In an extraordinary sequence in the verite documentary Ascension, factory workers in China assemble adult female sex dolls that appear to be made of silicone. As the shimmering mannequins are laid out on metal tables like cadavers, their legs upended, the mostly young women labor over them, carefully painting their nipples (“Let’s try the number 3 pink”), affixing wigs, screwing on heads, and taking photos with their cell phones, presumably for quality control. But even this fascinating glimpse at an assembly line in modern day China isn’t the most disturbing: there are workers cutting up cooked chickens, processing plastic caps, dumping massive amounts of plastic bottles into bins, punching rivets into denim seams. Jessica Kingdon’s observational documentary isn’t billed as an environmental film. But, without commentary, it offers searing commentary on waste, on consumption, on soul-crushing, mind-numbing work.
From the opening scenes of barkers trying to lure workers to factories and plants for low wages, promising perks like free wifi or sitting privileges, the film offers a rare look inside contemporary China. Young people aspire to a higher standard of living but places of employment are still controlled by the state and authoritarian bosses. Their employees are indoctrinated to obey a strict company ethos. It’s had not to sympathize with the workers. But it’s also depressing to see the global economy in action, from the rote production of “Make America Great” stitching — in China, of course — to the machines that spit out millions of plastic pieces that are fit into millions of other plastic pieces.
Ascension is remarkable for the access we’re granted: not just inside factories but in many areas of training the Chinese labor force. In another surreal sequence, young Chinese men and women seeking employment as personal assistants practice saying “Dinner is served” in English while their instructor tells them that their duties may include squeezing toothpaste from a tube for their employers. As a shorthand explanation for dedicated service, she asks if anyone has watched Downton Abbey (no one has).
Ascension unfolds without narration or story but it speaks volumes. It’s a direct descendent of the observational documentaries of the great Frederick Wiseman.

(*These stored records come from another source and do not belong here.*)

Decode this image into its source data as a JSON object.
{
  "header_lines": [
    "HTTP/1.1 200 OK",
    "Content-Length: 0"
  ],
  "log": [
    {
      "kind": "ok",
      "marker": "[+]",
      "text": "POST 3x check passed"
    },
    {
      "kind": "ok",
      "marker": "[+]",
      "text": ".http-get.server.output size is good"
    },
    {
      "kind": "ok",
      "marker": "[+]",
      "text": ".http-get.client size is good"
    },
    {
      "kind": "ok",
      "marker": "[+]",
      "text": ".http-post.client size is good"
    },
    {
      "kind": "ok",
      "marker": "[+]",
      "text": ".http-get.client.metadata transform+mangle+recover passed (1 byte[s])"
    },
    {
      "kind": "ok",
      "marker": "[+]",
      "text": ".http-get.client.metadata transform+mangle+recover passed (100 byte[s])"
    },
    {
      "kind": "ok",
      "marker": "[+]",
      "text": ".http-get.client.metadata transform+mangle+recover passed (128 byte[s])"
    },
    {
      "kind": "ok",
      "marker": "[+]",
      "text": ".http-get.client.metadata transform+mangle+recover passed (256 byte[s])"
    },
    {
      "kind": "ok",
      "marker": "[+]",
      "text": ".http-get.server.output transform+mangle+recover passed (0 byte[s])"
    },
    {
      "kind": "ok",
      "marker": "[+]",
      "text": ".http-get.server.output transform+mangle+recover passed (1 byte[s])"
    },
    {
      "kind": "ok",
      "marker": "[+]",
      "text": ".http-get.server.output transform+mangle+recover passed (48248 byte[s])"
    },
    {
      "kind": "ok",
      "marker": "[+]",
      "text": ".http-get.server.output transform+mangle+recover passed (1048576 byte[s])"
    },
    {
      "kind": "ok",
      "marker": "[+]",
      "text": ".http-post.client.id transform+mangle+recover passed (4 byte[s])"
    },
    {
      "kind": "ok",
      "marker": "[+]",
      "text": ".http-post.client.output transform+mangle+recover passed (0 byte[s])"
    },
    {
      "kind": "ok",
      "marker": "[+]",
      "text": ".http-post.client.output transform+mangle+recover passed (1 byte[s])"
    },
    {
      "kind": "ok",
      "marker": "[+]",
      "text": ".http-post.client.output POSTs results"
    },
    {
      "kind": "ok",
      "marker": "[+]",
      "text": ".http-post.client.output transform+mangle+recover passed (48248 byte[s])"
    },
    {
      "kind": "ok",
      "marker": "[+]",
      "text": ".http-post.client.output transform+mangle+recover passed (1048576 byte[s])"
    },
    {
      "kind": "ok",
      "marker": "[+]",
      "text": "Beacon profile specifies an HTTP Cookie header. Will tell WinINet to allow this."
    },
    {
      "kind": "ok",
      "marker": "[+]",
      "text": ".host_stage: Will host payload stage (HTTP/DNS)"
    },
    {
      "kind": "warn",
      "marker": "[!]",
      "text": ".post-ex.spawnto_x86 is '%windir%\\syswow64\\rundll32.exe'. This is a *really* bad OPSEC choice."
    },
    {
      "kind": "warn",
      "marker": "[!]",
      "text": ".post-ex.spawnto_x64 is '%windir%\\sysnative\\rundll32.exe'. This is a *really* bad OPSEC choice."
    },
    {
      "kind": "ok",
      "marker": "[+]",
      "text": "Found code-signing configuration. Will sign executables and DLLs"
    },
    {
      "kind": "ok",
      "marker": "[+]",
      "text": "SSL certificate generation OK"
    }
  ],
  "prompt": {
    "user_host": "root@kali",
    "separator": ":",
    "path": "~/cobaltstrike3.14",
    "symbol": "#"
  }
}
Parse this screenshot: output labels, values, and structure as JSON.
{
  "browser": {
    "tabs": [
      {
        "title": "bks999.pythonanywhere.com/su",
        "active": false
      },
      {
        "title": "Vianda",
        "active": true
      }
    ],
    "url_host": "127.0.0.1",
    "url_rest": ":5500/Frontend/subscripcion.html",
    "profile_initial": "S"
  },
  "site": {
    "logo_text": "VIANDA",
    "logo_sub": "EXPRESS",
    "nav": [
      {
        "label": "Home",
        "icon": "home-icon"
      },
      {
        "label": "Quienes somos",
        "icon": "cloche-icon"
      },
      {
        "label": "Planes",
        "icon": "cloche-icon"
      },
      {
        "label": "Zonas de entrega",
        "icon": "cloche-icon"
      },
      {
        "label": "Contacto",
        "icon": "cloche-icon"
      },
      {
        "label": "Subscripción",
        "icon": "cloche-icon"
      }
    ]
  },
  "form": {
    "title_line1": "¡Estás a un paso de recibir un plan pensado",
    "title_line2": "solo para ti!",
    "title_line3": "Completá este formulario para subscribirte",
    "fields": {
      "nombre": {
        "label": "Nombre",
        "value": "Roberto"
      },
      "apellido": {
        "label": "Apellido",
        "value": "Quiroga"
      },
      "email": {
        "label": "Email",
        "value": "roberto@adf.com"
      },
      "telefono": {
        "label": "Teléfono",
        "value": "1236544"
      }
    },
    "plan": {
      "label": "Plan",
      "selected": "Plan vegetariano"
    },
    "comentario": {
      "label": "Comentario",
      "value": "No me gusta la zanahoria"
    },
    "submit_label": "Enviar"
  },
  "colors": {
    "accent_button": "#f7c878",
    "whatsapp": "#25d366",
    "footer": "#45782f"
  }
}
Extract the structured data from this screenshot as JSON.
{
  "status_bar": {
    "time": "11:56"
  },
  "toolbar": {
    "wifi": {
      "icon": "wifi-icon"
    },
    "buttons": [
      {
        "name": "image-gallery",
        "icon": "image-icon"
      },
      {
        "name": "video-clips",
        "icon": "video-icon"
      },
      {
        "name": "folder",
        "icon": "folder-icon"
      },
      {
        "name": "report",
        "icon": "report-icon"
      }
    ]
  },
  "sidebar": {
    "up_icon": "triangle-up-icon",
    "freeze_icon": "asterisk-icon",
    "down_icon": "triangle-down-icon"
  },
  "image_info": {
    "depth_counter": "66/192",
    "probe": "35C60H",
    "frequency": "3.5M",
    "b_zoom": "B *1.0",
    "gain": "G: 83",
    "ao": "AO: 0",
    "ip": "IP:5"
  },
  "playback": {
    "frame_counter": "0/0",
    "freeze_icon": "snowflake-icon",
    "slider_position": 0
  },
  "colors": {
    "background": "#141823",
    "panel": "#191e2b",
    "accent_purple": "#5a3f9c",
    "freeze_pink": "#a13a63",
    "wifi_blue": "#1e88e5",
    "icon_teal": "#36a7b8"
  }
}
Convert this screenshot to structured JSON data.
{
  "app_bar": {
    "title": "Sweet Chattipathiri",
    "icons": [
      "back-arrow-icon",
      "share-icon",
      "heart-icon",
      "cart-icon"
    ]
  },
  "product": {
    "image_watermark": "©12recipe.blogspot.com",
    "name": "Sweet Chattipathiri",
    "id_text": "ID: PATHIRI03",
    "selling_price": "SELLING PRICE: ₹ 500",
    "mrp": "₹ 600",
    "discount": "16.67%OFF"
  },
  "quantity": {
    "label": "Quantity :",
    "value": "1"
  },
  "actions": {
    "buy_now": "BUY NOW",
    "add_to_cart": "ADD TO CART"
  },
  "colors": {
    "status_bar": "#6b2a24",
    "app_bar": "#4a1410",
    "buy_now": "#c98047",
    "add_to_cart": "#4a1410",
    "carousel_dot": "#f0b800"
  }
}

It also fits with the storied tradition of American documentaries about dead end jobs and failed economic promises, such as American Factory (2019); Barbara Kopple’s American Dream (1990 ); and Lee Grant’s Down and Out in America (1986).